◆ BRIEF
Without including any picture, return the complete set of records exactly.

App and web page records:

--- START ---

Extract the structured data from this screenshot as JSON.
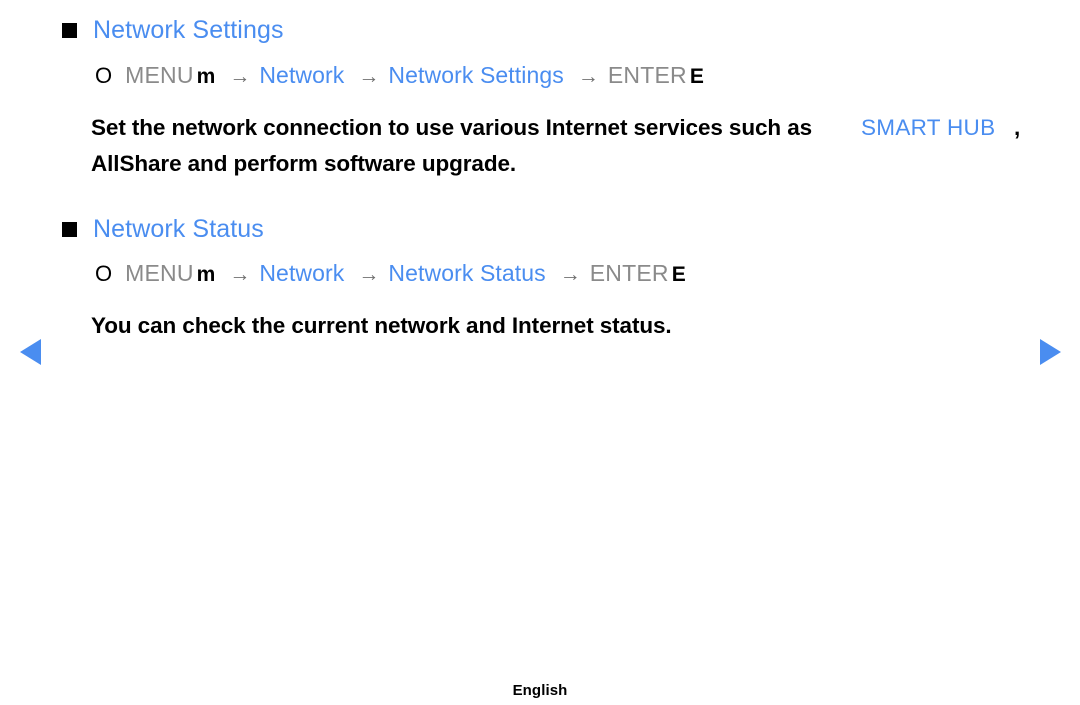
{
  "page": {
    "language_footer": "English",
    "accent_blue": "#4a8df0",
    "key_gray": "#8a8a8a",
    "text_black": "#000000",
    "background": "#ffffff"
  },
  "nav": {
    "prev_label": "◀",
    "next_label": "▶"
  },
  "sections": [
    {
      "heading": "Network Settings",
      "path": {
        "ring": "O",
        "menu_word": "MENU",
        "menu_key": "m",
        "arrow": "→",
        "step1": "Network",
        "step2": "Network Settings",
        "enter_word": "ENTER",
        "enter_key": "E"
      },
      "body": {
        "line1_black": "Set the network connection to use various Internet services such as",
        "line1_overlap_blue": "SMART HUB",
        "line1_comma": ",",
        "line2_black": "AllShare and perform software upgrade."
      }
    },
    {
      "heading": "Network Status",
      "path": {
        "ring": "O",
        "menu_word": "MENU",
        "menu_key": "m",
        "arrow": "→",
        "step1": "Network",
        "step2": "Network Status",
        "enter_word": "ENTER",
        "enter_key": "E"
      },
      "body": {
        "line1_black": "You can check the current network and Internet status."
      }
    }
  ]
}
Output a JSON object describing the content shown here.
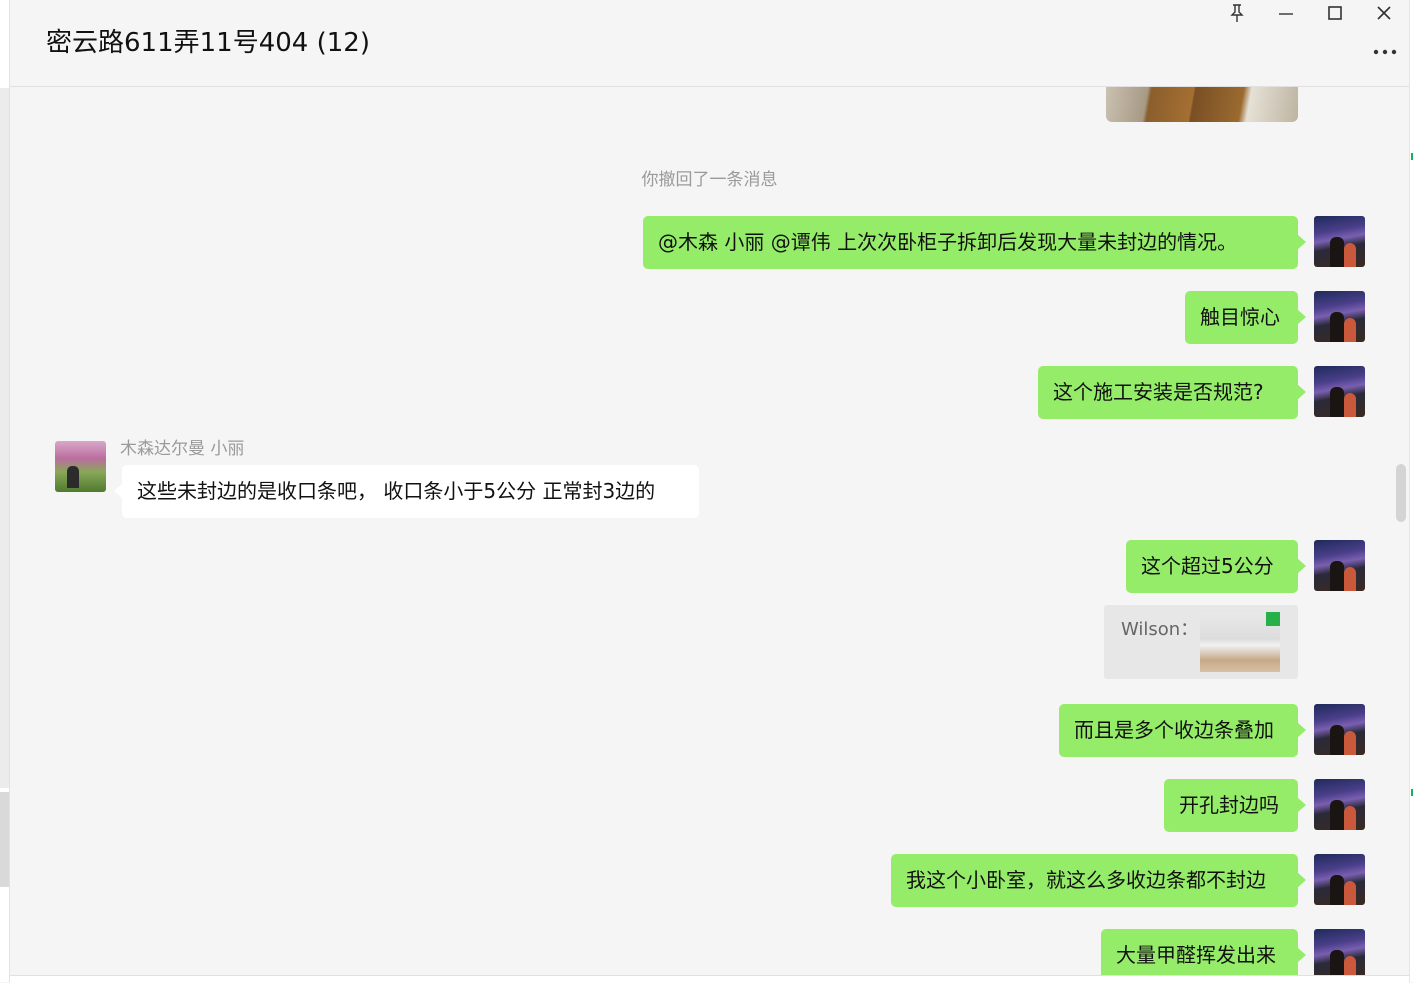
{
  "window": {
    "title": "密云路611弄11号404 (12)",
    "controls": {
      "pin": "pin-icon",
      "minimize": "minimize-icon",
      "maximize": "maximize-icon",
      "close": "close-icon",
      "more": "more-icon"
    }
  },
  "colors": {
    "my_bubble": "#95ec69",
    "other_bubble": "#ffffff",
    "background": "#f5f5f5",
    "system_text": "#9a9a9a"
  },
  "chat": {
    "system_notice": "你撤回了一条消息",
    "messages": [
      {
        "from": "me",
        "text": "@木森    小丽 @谭伟 上次次卧柜子拆卸后发现大量未封边的情况。"
      },
      {
        "from": "me",
        "text": "触目惊心"
      },
      {
        "from": "me",
        "text": "这个施工安装是否规范?"
      },
      {
        "from": "other",
        "sender": "木森达尔曼    小丽",
        "text": "这些未封边的是收口条吧，  收口条小于5公分 正常封3边的"
      },
      {
        "from": "me",
        "text": "这个超过5公分"
      },
      {
        "from": "me",
        "type": "quote",
        "quote_sender": "Wilson："
      },
      {
        "from": "me",
        "text": "而且是多个收边条叠加"
      },
      {
        "from": "me",
        "text": "开孔封边吗"
      },
      {
        "from": "me",
        "text": "我这个小卧室，就这么多收边条都不封边"
      },
      {
        "from": "me",
        "text": "大量甲醛挥发出来"
      }
    ]
  }
}
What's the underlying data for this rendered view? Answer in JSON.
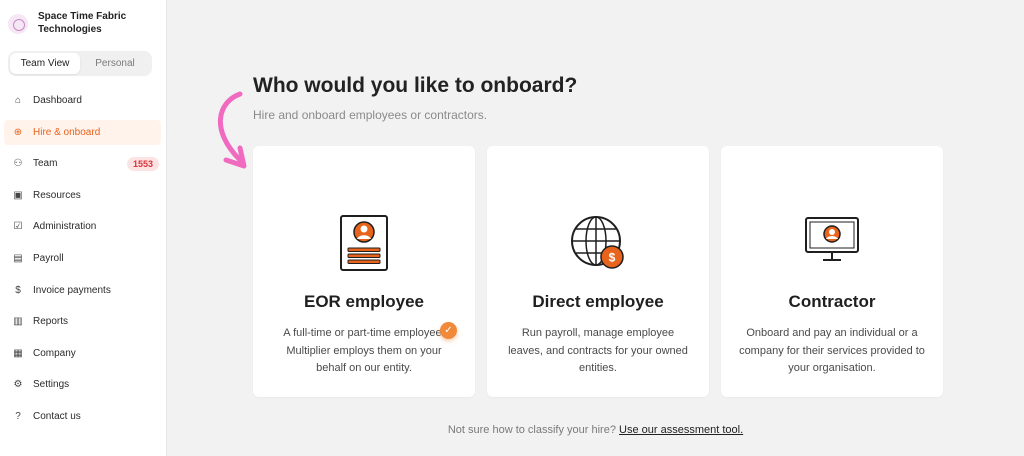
{
  "brand": {
    "name": "Space Time Fabric Technologies"
  },
  "view_toggle": {
    "team": "Team View",
    "personal": "Personal"
  },
  "nav": [
    {
      "label": "Dashboard",
      "icon": "home-icon",
      "glyph": "⌂"
    },
    {
      "label": "Hire & onboard",
      "icon": "globe-icon",
      "glyph": "⊕"
    },
    {
      "label": "Team",
      "icon": "users-icon",
      "glyph": "⚇",
      "badge": "1553"
    },
    {
      "label": "Resources",
      "icon": "folder-icon",
      "glyph": "▣"
    },
    {
      "label": "Administration",
      "icon": "checklist-icon",
      "glyph": "☑"
    },
    {
      "label": "Payroll",
      "icon": "calendar-icon",
      "glyph": "▤"
    },
    {
      "label": "Invoice payments",
      "icon": "dollar-circle-icon",
      "glyph": "$"
    },
    {
      "label": "Reports",
      "icon": "bar-chart-icon",
      "glyph": "▥"
    },
    {
      "label": "Company",
      "icon": "briefcase-icon",
      "glyph": "▦"
    },
    {
      "label": "Settings",
      "icon": "gear-icon",
      "glyph": "⚙"
    },
    {
      "label": "Contact us",
      "icon": "help-circle-icon",
      "glyph": "?"
    }
  ],
  "main": {
    "title": "Who would you like to onboard?",
    "subtitle": "Hire and onboard employees or contractors."
  },
  "cards": [
    {
      "title": "EOR employee",
      "description": "A full-time or part-time employee. Multiplier employs them on your behalf on our entity.",
      "icon": "id-document-icon",
      "selected": true
    },
    {
      "title": "Direct employee",
      "description": "Run payroll, manage employee leaves, and contracts for your owned entities.",
      "icon": "globe-dollar-icon"
    },
    {
      "title": "Contractor",
      "description": "Onboard and pay an individual or a company for their services provided to your organisation.",
      "icon": "monitor-person-icon"
    }
  ],
  "footer": {
    "text": "Not sure how to classify your hire?",
    "link": "Use our assessment tool."
  },
  "colors": {
    "accent": "#e8631c",
    "badge": "#d8343a",
    "arrow": "#f06bc0"
  }
}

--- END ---

◆ FINISHED EXERCISE
Extract the structured data from this screenshot as JSON.
{
  "page": {
    "language_footer": "English",
    "accent_blue": "#4a8df0",
    "key_gray": "#8a8a8a",
    "text_black": "#000000",
    "background": "#ffffff"
  },
  "nav": {
    "prev_label": "◀",
    "next_label": "▶"
  },
  "sections": [
    {
      "heading": "Network Settings",
      "path": {
        "ring": "O",
        "menu_word": "MENU",
        "menu_key": "m",
        "arrow": "→",
        "step1": "Network",
        "step2": "Network Settings",
        "enter_word": "ENTER",
        "enter_key": "E"
      },
      "body": {
        "line1_black": "Set the network connection to use various Internet services such as",
        "line1_overlap_blue": "SMART HUB",
        "line1_comma": ",",
        "line2_black": "AllShare and perform software upgrade."
      }
    },
    {
      "heading": "Network Status",
      "path": {
        "ring": "O",
        "menu_word": "MENU",
        "menu_key": "m",
        "arrow": "→",
        "step1": "Network",
        "step2": "Network Status",
        "enter_word": "ENTER",
        "enter_key": "E"
      },
      "body": {
        "line1_black": "You can check the current network and Internet status."
      }
    }
  ]
}
Output a JSON object describing the content shown here.
{
  "window": {
    "title": "密云路611弄11号404 (12)",
    "controls": {
      "pin": "pin-icon",
      "minimize": "minimize-icon",
      "maximize": "maximize-icon",
      "close": "close-icon",
      "more": "more-icon"
    }
  },
  "colors": {
    "my_bubble": "#95ec69",
    "other_bubble": "#ffffff",
    "background": "#f5f5f5",
    "system_text": "#9a9a9a"
  },
  "chat": {
    "system_notice": "你撤回了一条消息",
    "messages": [
      {
        "from": "me",
        "text": "@木森    小丽 @谭伟 上次次卧柜子拆卸后发现大量未封边的情况。"
      },
      {
        "from": "me",
        "text": "触目惊心"
      },
      {
        "from": "me",
        "text": "这个施工安装是否规范?"
      },
      {
        "from": "other",
        "sender": "木森达尔曼    小丽",
        "text": "这些未封边的是收口条吧，  收口条小于5公分 正常封3边的"
      },
      {
        "from": "me",
        "text": "这个超过5公分"
      },
      {
        "from": "me",
        "type": "quote",
        "quote_sender": "Wilson："
      },
      {
        "from": "me",
        "text": "而且是多个收边条叠加"
      },
      {
        "from": "me",
        "text": "开孔封边吗"
      },
      {
        "from": "me",
        "text": "我这个小卧室，就这么多收边条都不封边"
      },
      {
        "from": "me",
        "text": "大量甲醛挥发出来"
      }
    ]
  }
}
What's the underlying data for this rendered view? Answer in JSON.
{
  "brand": {
    "name": "Space Time Fabric Technologies"
  },
  "view_toggle": {
    "team": "Team View",
    "personal": "Personal"
  },
  "nav": [
    {
      "label": "Dashboard",
      "icon": "home-icon",
      "glyph": "⌂"
    },
    {
      "label": "Hire & onboard",
      "icon": "globe-icon",
      "glyph": "⊕"
    },
    {
      "label": "Team",
      "icon": "users-icon",
      "glyph": "⚇",
      "badge": "1553"
    },
    {
      "label": "Resources",
      "icon": "folder-icon",
      "glyph": "▣"
    },
    {
      "label": "Administration",
      "icon": "checklist-icon",
      "glyph": "☑"
    },
    {
      "label": "Payroll",
      "icon": "calendar-icon",
      "glyph": "▤"
    },
    {
      "label": "Invoice payments",
      "icon": "dollar-circle-icon",
      "glyph": "$"
    },
    {
      "label": "Reports",
      "icon": "bar-chart-icon",
      "glyph": "▥"
    },
    {
      "label": "Company",
      "icon": "briefcase-icon",
      "glyph": "▦"
    },
    {
      "label": "Settings",
      "icon": "gear-icon",
      "glyph": "⚙"
    },
    {
      "label": "Contact us",
      "icon": "help-circle-icon",
      "glyph": "?"
    }
  ],
  "main": {
    "title": "Who would you like to onboard?",
    "subtitle": "Hire and onboard employees or contractors."
  },
  "cards": [
    {
      "title": "EOR employee",
      "description": "A full-time or part-time employee. Multiplier employs them on your behalf on our entity.",
      "icon": "id-document-icon",
      "selected": true
    },
    {
      "title": "Direct employee",
      "description": "Run payroll, manage employee leaves, and contracts for your owned entities.",
      "icon": "globe-dollar-icon"
    },
    {
      "title": "Contractor",
      "description": "Onboard and pay an individual or a company for their services provided to your organisation.",
      "icon": "monitor-person-icon"
    }
  ],
  "footer": {
    "text": "Not sure how to classify your hire?",
    "link": "Use our assessment tool."
  },
  "colors": {
    "accent": "#e8631c",
    "badge": "#d8343a",
    "arrow": "#f06bc0"
  }
}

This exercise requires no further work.